By the age of 36, Pascal Raffy, a French pharmaceutical executive, was enjoying early retirement, and keeping an eye out for investments. Knowing Raffy was a passionate watch collector, with hundreds of vintage timepieces, an investment banker friend would often tempt him with opportunities in the watch world. Each time, Raffy would decline—until one day his friend insisted Raffy do a blind touch test with a timepiece.
“My friend put it, with several of my other watches, under a cloth,” Raffy recalls. “One by one, I felt those watches, and when my hand fell on one of them, I knew it was truly different. I felt the crown at the top of the strap and realised this was a watch with its own identity. Then I looked at it, and in a nanosecond it talked to me. I took my loupe and saw that it was a beautiful piece of horology.

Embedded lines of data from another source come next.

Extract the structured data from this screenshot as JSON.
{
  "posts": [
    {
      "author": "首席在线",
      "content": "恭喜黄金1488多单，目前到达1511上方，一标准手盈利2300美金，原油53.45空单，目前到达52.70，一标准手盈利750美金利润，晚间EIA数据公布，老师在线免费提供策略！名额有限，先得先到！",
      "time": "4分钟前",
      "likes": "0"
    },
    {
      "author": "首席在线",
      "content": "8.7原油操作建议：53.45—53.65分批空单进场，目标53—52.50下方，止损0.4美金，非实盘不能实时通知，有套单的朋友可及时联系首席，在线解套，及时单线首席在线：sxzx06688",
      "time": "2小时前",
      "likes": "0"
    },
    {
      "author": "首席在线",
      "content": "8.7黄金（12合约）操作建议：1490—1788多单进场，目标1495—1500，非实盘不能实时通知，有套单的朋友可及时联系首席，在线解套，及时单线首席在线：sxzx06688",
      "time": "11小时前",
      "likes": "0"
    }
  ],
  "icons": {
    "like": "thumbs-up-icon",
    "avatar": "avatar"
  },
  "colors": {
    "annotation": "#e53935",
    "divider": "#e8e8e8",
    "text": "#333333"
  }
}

It had substance. I was interested.”
And he had the means to make a significant investment. At 25, Raffy bought into a family-run French pharma company, where, after a merger, he became head of the firm Synthélabo. After several successful years in France, Raffy expanded Synthélabo into North Africa, where he began the production of drugs and built facilities for marketing and distributing them on the continent.
During the 10 years Raffy led Synthélabo, he turned it into the third-largest pharmaceutical group in France. But after his young daughter lamented that he worked too much, he decided to cash out. It took 18 months to organise the sale of Synthélabo to Sanofi, but Raffy wanted to leave the company in good hands. “Whenever you start something in an area of health and caring for human beings—where there is also a moral dimension in addition to the business side—it is very difficult to stop work,” he says.
The retirement was short-lived once Raffy touched that watch under the cloth. The timepiece was made by Bovet. Swiss watchmaker Edouard Bovet had founded the brand in England in 1822, when the Silk Road was flourishing and there was demand in Asia for fine handmade pocket watches.